Now one of the problem jobs I had was to occasionally raise the frame up, shovel the old, saturated ashes out with discarded chewed wads of tobacco dispersed throughout. The old was discarded and replaced with some clean wood ashes (coal clinkers would not do). That was not a desirable job.
The source of light in the country store was lamps and later Delco battery lights charged by a gasoline-powered charger. Later the REA provided electricity.
Before electricity, battery radios were owned by a few people. In the earlier days of radio, people gathered with the nearest owner of a radio and listened to the World Series, "Amos and Andy", and the "Grand Ole Opry". Charley Cook was one of the first in Oak Grove to have a radio in his house.
The country store had oil floors to keep the dust down. I remember sprinkling kerosene on the floor before sweeping to keep the dust down.

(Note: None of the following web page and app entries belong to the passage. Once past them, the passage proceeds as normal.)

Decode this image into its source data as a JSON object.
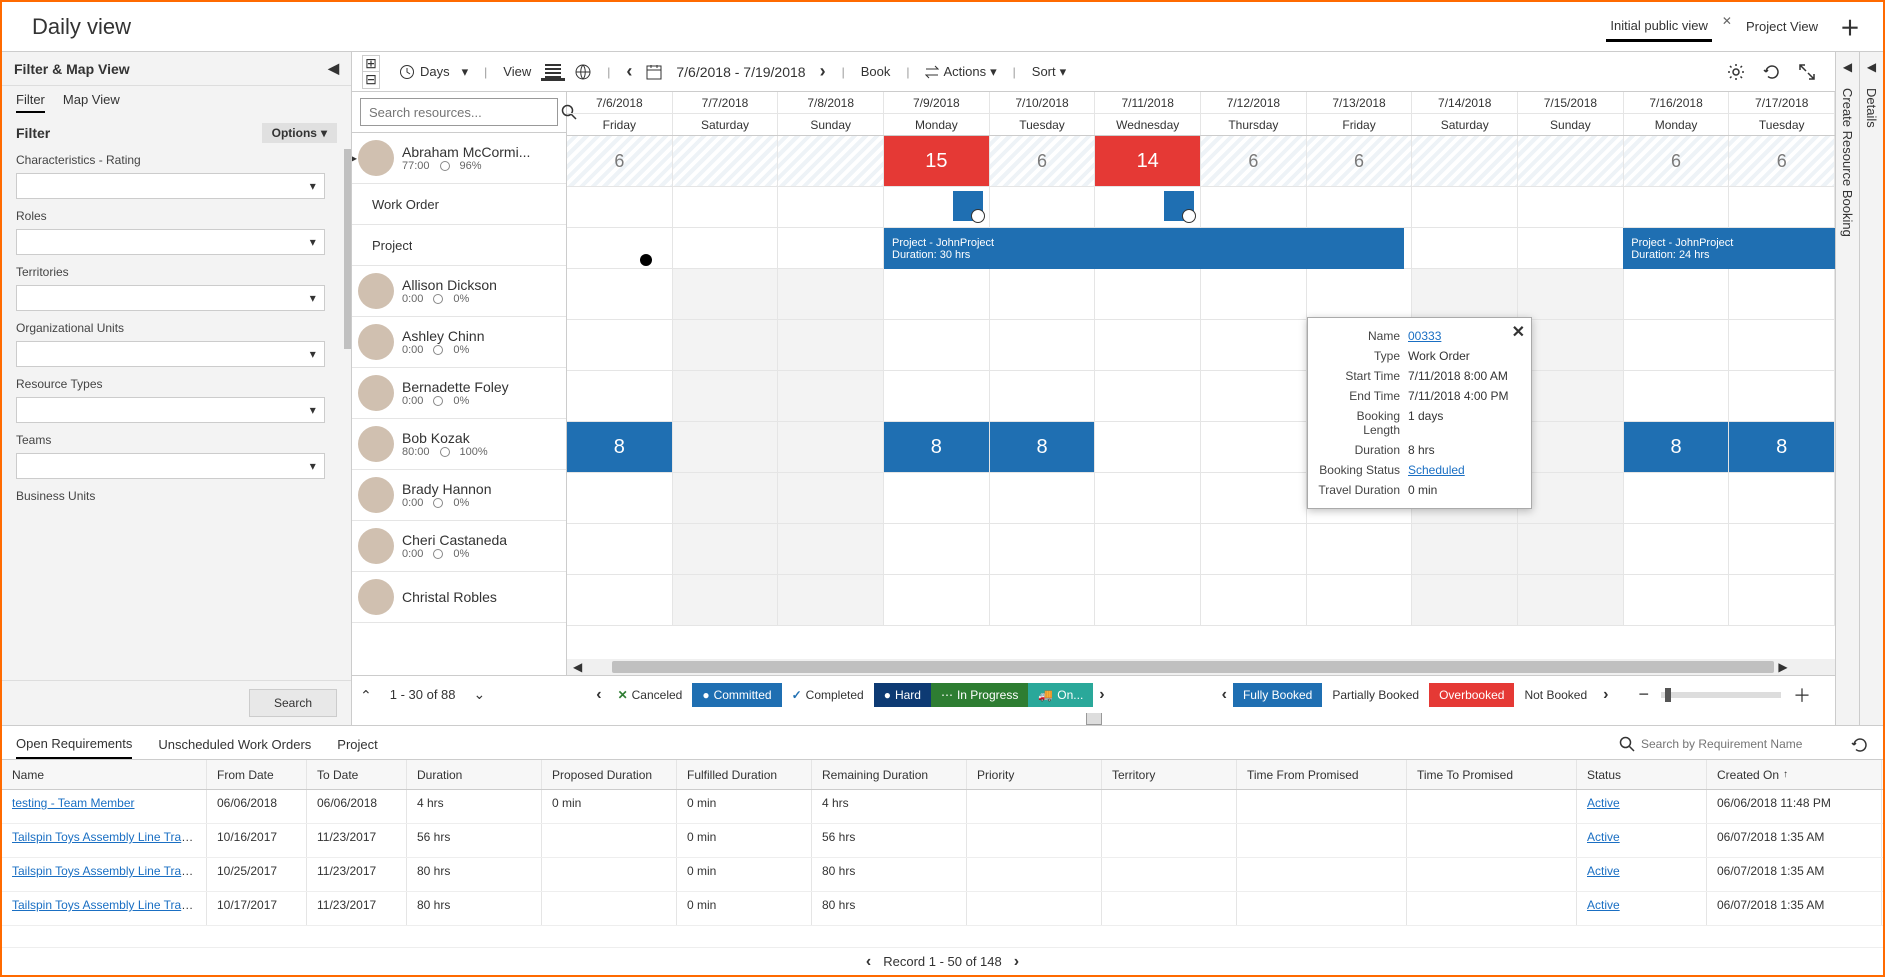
{
  "header": {
    "title": "Daily view",
    "tabs": [
      {
        "label": "Initial public view",
        "active": true,
        "closable": true
      },
      {
        "label": "Project View",
        "active": false,
        "closable": false
      }
    ]
  },
  "filterPanel": {
    "title": "Filter & Map View",
    "tabs": [
      "Filter",
      "Map View"
    ],
    "activeTab": "Filter",
    "sectionTitle": "Filter",
    "optionsLabel": "Options",
    "fields": [
      "Characteristics - Rating",
      "Roles",
      "Territories",
      "Organizational Units",
      "Resource Types",
      "Teams",
      "Business Units"
    ],
    "searchLabel": "Search"
  },
  "toolbar": {
    "timeUnit": "Days",
    "viewLabel": "View",
    "dateRange": "7/6/2018 - 7/19/2018",
    "bookLabel": "Book",
    "actionsLabel": "Actions",
    "sortLabel": "Sort"
  },
  "searchResourcesPlaceholder": "Search resources...",
  "dateColumns": [
    {
      "date": "7/6/2018",
      "day": "Friday"
    },
    {
      "date": "7/7/2018",
      "day": "Saturday"
    },
    {
      "date": "7/8/2018",
      "day": "Sunday"
    },
    {
      "date": "7/9/2018",
      "day": "Monday"
    },
    {
      "date": "7/10/2018",
      "day": "Tuesday"
    },
    {
      "date": "7/11/2018",
      "day": "Wednesday"
    },
    {
      "date": "7/12/2018",
      "day": "Thursday"
    },
    {
      "date": "7/13/2018",
      "day": "Friday"
    },
    {
      "date": "7/14/2018",
      "day": "Saturday"
    },
    {
      "date": "7/15/2018",
      "day": "Sunday"
    },
    {
      "date": "7/16/2018",
      "day": "Monday"
    },
    {
      "date": "7/17/2018",
      "day": "Tuesday"
    }
  ],
  "resources": [
    {
      "name": "Abraham McCormi...",
      "hours": "77:00",
      "pct": "96%",
      "expanded": true,
      "util": [
        "6",
        "",
        "",
        "15",
        "6",
        "14",
        "6",
        "6",
        "",
        "",
        "6",
        "6"
      ],
      "utilColor": [
        "",
        "",
        "",
        "red",
        "",
        "red",
        "",
        "",
        "",
        "",
        "",
        ""
      ],
      "subRows": [
        {
          "label": "Work Order"
        },
        {
          "label": "Project"
        }
      ]
    },
    {
      "name": "Allison Dickson",
      "hours": "0:00",
      "pct": "0%"
    },
    {
      "name": "Ashley Chinn",
      "hours": "0:00",
      "pct": "0%"
    },
    {
      "name": "Bernadette Foley",
      "hours": "0:00",
      "pct": "0%"
    },
    {
      "name": "Bob Kozak",
      "hours": "80:00",
      "pct": "100%",
      "util": [
        "8",
        "",
        "",
        "8",
        "8",
        "",
        "",
        "",
        "",
        "",
        "8",
        "8"
      ],
      "utilFill": [
        "blue",
        "gray",
        "gray",
        "blue",
        "blue",
        "",
        "",
        "",
        "gray",
        "gray",
        "blue",
        "blue"
      ]
    },
    {
      "name": "Brady Hannon",
      "hours": "0:00",
      "pct": "0%"
    },
    {
      "name": "Cheri Castaneda",
      "hours": "0:00",
      "pct": "0%"
    },
    {
      "name": "Christal Robles",
      "hours": "",
      "pct": ""
    }
  ],
  "projectBars": {
    "p1": {
      "title": "Project - JohnProject",
      "duration": "30 hrs",
      "durLabel": "Duration:"
    },
    "p2": {
      "title": "Project - JohnProject",
      "duration": "24 hrs",
      "durLabel": "Duration:"
    }
  },
  "tooltip": {
    "rows": [
      {
        "label": "Name",
        "value": "00333",
        "link": true
      },
      {
        "label": "Type",
        "value": "Work Order"
      },
      {
        "label": "Start Time",
        "value": "7/11/2018 8:00 AM"
      },
      {
        "label": "End Time",
        "value": "7/11/2018 4:00 PM"
      },
      {
        "label": "Booking Length",
        "value": "1 days"
      },
      {
        "label": "Duration",
        "value": "8 hrs"
      },
      {
        "label": "Booking Status",
        "value": "Scheduled",
        "link": true
      },
      {
        "label": "Travel Duration",
        "value": "0 min"
      }
    ]
  },
  "legend": {
    "pager": "1 - 30 of 88",
    "statuses": [
      "Canceled",
      "Committed",
      "Completed",
      "Hard",
      "In Progress",
      "On..."
    ],
    "booking": [
      "Fully Booked",
      "Partially Booked",
      "Overbooked",
      "Not Booked"
    ]
  },
  "bottom": {
    "tabs": [
      "Open Requirements",
      "Unscheduled Work Orders",
      "Project"
    ],
    "activeTab": "Open Requirements",
    "searchPlaceholder": "Search by Requirement Name",
    "columns": [
      "Name",
      "From Date",
      "To Date",
      "Duration",
      "Proposed Duration",
      "Fulfilled Duration",
      "Remaining Duration",
      "Priority",
      "Territory",
      "Time From Promised",
      "Time To Promised",
      "Status",
      "Created On"
    ],
    "rows": [
      {
        "name": "testing - Team Member",
        "from": "06/06/2018",
        "to": "06/06/2018",
        "dur": "4 hrs",
        "prop": "0 min",
        "ful": "0 min",
        "rem": "4 hrs",
        "status": "Active",
        "created": "06/06/2018 11:48 PM"
      },
      {
        "name": "Tailspin Toys Assembly Line Transfo...",
        "from": "10/16/2017",
        "to": "11/23/2017",
        "dur": "56 hrs",
        "prop": "",
        "ful": "0 min",
        "rem": "56 hrs",
        "status": "Active",
        "created": "06/07/2018 1:35 AM"
      },
      {
        "name": "Tailspin Toys Assembly Line Transfo...",
        "from": "10/25/2017",
        "to": "11/23/2017",
        "dur": "80 hrs",
        "prop": "",
        "ful": "0 min",
        "rem": "80 hrs",
        "status": "Active",
        "created": "06/07/2018 1:35 AM"
      },
      {
        "name": "Tailspin Toys Assembly Line Transfo...",
        "from": "10/17/2017",
        "to": "11/23/2017",
        "dur": "80 hrs",
        "prop": "",
        "ful": "0 min",
        "rem": "80 hrs",
        "status": "Active",
        "created": "06/07/2018 1:35 AM"
      }
    ],
    "pager": "Record 1 - 50 of 148"
  },
  "rightRails": [
    "Create Resource Booking",
    "Details"
  ]
}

You would see sticky fly paper hanging from the ceiling to catch flies. It was about an inch wide curled or twisted as it hung.
One of the merchants of the Oak Grove store in the early days was Jeremiah Sarver. I understand he ran the store there somewhere around the very early days, maybe the early 1800's. Then, we had Elvis Freeland, my dad's great uncle, who ran the store there. He later gave it up and his son, Luther Freeland who later became Registrar of Sumner County, ran the store for a period of time. Somewhere in that period of time there was a McMicken who ran the store.

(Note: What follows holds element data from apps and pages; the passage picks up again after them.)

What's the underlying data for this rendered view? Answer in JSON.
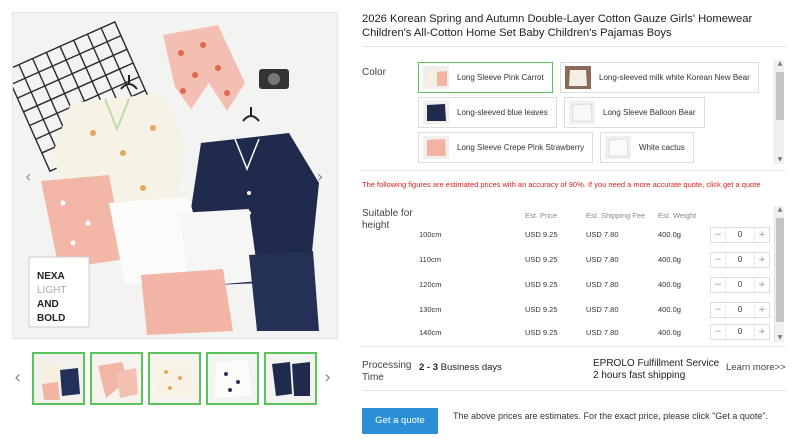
{
  "product": {
    "title": "2026 Korean Spring and Autumn Double-Layer Cotton Gauze Girls' Homewear Children's All-Cotton Home Set Baby Children's Pajamas Boys"
  },
  "gallery": {
    "prev_icon": "chevron-left-icon",
    "next_icon": "chevron-right-icon",
    "thumbs_prev": "‹",
    "thumbs_next": "›",
    "prev_glyph": "‹",
    "next_glyph": "›",
    "thumbnail_count": 5
  },
  "color": {
    "label": "Color",
    "options": [
      {
        "label": "Long Sleeve Pink Carrot",
        "selected": true
      },
      {
        "label": "Long-sleeved milk white Korean New Bear",
        "selected": false
      },
      {
        "label": "Long-sleeved blue leaves",
        "selected": false
      },
      {
        "label": "Long Sleeve Balloon Bear",
        "selected": false
      },
      {
        "label": "Long Sleeve Crepe Pink Strawberry",
        "selected": false
      },
      {
        "label": "White cactus",
        "selected": false
      }
    ]
  },
  "notice": "The following figures are estimated prices with an accuracy of 90%. If you need a more accurate quote, click get a quote",
  "sizes": {
    "label": "Suitable for height",
    "columns": {
      "price": "Est. Price",
      "shipping": "Est. Shipping Fee",
      "weight": "Est. Weight"
    },
    "rows": [
      {
        "height": "100cm",
        "price": "USD 9.25",
        "shipping": "USD 7.80",
        "weight": "400.0g",
        "qty": "0"
      },
      {
        "height": "110cm",
        "price": "USD 9.25",
        "shipping": "USD 7.80",
        "weight": "400.0g",
        "qty": "0"
      },
      {
        "height": "120cm",
        "price": "USD 9.25",
        "shipping": "USD 7.80",
        "weight": "400.0g",
        "qty": "0"
      },
      {
        "height": "130cm",
        "price": "USD 9.25",
        "shipping": "USD 7.80",
        "weight": "400.0g",
        "qty": "0"
      },
      {
        "height": "140cm",
        "price": "USD 9.25",
        "shipping": "USD 7.80",
        "weight": "400.0g",
        "qty": "0"
      }
    ],
    "minus": "−",
    "plus": "+"
  },
  "processing": {
    "label": "Processing Time",
    "range": "2 - 3",
    "unit": " Business days",
    "service_name": "EPROLO Fulfillment Service",
    "service_desc": "2 hours fast shipping",
    "learn_more": "Learn more>>"
  },
  "footer": {
    "button": "Get a quote",
    "note": "The above prices are estimates. For the exact price, please click \"Get a quote\"."
  },
  "colors": {
    "accent": "#2b8fd6",
    "selected_border": "#5cc25c",
    "warning": "#e02020"
  }
}
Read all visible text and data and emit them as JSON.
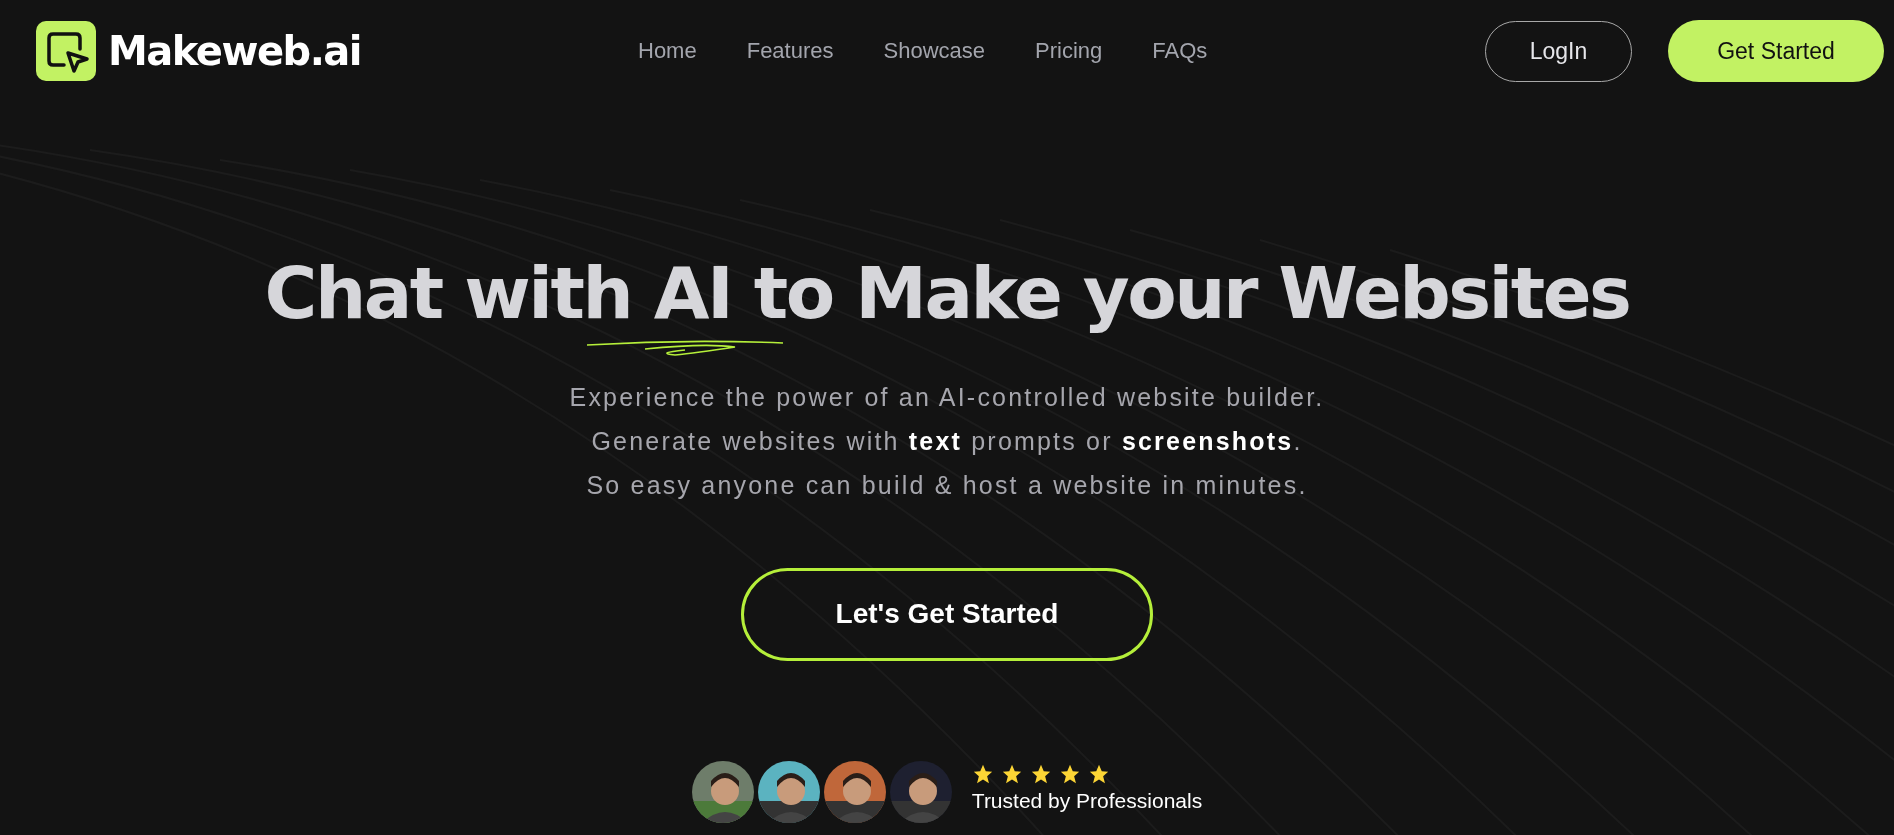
{
  "brand": {
    "name": "Makeweb.ai"
  },
  "nav": [
    {
      "label": "Home"
    },
    {
      "label": "Features"
    },
    {
      "label": "Showcase"
    },
    {
      "label": "Pricing"
    },
    {
      "label": "FAQs"
    }
  ],
  "actions": {
    "login": "LogIn",
    "get_started": "Get Started"
  },
  "hero": {
    "title": "Chat with AI to Make your Websites",
    "lines": [
      "Experience the power of an AI-controlled website builder.",
      "Generate websites with **text** prompts or **screenshots**.",
      "So easy anyone can build & host a website in minutes."
    ],
    "cta": "Let's Get Started"
  },
  "social_proof": {
    "avatars": [
      {
        "kind": "picture"
      },
      {
        "kind": "picture"
      },
      {
        "kind": "picture"
      },
      {
        "kind": "picture"
      }
    ],
    "stars": 5,
    "caption": "Trusted by Professionals"
  }
}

Dee Gilliam, who I've already mentioned married Dewey Brown, ran a store there in the center of Oak Grove for a long period of time. Then there were Sid, Claire, and Harris Freeland who ran stores there. Harris Freeland, my dad, ran stores at two different locations. Claire Freeland ran a store for a long time there. Charlie Anglea, who I have already mentioned, also had a store in Oak Grove for a long period in the middle thirties and forties.
In Oak Grove, when I grew up, we had a garage for auto mechanics. The garage was a large building with a central area for cars to drive in and on each side there was room to do special work. The work that went on in the garage at that time, as I remember, was on coils, batteries, magnetos, tires, clutches and clutch bands, reverse bands, brake bands, etc., mostly for Model-T Fords.
The garage was a kind of central place. Sometimes they had horseshoes out nearby or they might be playing jokes where they put pennies in a pan of water and hooked them up to coils and got us young kids to try to pick the pennies out and get shocked. The shock was not real bad, but was enough to shake you up to the extent that you forgot the pennies.
The mechanics that I remember were John R. Sloan, Virgil Sloan, Noah Thompson and at one point, I believe Noah had his brother-in-law Joe Gilbert Holmes working with him for awhile.